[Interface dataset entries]
========================================================================

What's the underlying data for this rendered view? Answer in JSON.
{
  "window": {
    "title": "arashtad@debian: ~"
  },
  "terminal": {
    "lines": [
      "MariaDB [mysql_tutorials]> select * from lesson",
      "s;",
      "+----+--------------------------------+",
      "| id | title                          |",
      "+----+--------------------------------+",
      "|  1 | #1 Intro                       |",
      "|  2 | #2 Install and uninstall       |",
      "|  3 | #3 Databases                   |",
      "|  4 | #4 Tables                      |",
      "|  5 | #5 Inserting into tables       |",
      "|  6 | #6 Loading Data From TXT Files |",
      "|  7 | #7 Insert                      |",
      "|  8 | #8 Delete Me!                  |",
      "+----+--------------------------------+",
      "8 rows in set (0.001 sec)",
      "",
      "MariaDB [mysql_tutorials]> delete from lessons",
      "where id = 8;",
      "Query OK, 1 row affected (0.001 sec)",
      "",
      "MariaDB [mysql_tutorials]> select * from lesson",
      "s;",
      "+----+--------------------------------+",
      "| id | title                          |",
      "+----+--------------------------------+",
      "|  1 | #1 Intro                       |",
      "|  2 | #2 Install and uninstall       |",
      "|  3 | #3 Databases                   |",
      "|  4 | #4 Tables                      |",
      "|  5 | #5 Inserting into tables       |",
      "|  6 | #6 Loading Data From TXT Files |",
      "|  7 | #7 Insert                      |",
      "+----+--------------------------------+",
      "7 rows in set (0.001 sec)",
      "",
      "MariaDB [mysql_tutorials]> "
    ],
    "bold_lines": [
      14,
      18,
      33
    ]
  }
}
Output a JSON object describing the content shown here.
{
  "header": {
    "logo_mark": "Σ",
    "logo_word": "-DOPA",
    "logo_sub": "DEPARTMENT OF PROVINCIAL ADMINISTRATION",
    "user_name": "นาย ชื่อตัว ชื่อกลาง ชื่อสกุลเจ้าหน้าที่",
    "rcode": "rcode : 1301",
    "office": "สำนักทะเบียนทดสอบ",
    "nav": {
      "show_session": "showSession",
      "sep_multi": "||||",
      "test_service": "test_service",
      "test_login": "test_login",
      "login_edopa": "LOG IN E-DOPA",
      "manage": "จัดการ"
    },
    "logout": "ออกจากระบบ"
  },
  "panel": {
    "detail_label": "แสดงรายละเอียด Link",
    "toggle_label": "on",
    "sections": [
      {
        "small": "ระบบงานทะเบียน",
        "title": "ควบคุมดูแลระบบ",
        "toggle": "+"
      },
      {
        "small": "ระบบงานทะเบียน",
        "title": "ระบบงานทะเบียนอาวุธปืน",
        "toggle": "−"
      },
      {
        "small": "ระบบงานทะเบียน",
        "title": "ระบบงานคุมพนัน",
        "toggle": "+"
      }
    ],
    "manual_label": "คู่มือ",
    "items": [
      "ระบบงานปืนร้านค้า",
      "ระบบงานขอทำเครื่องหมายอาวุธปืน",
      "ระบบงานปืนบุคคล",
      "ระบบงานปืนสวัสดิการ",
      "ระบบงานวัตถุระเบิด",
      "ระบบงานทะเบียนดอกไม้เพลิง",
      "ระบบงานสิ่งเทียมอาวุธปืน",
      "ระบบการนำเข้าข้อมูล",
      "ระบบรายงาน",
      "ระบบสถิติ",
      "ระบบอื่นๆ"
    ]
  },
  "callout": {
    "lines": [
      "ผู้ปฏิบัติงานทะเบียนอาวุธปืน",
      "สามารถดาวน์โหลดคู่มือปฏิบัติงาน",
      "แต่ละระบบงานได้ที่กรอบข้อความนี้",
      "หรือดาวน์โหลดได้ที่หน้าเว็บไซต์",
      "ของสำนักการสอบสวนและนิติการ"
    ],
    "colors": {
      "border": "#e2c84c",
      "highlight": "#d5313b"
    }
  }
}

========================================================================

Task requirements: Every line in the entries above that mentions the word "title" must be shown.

Solved problem:
    "title": "arashtad@debian: ~"
      "| id | title                          |",
      "| id | title                          |",
        "title": "ควบคุมดูแลระบบ",
        "title": "ระบบงานทะเบียนอาวุธปืน",
        "title": "ระบบงานคุมพนัน",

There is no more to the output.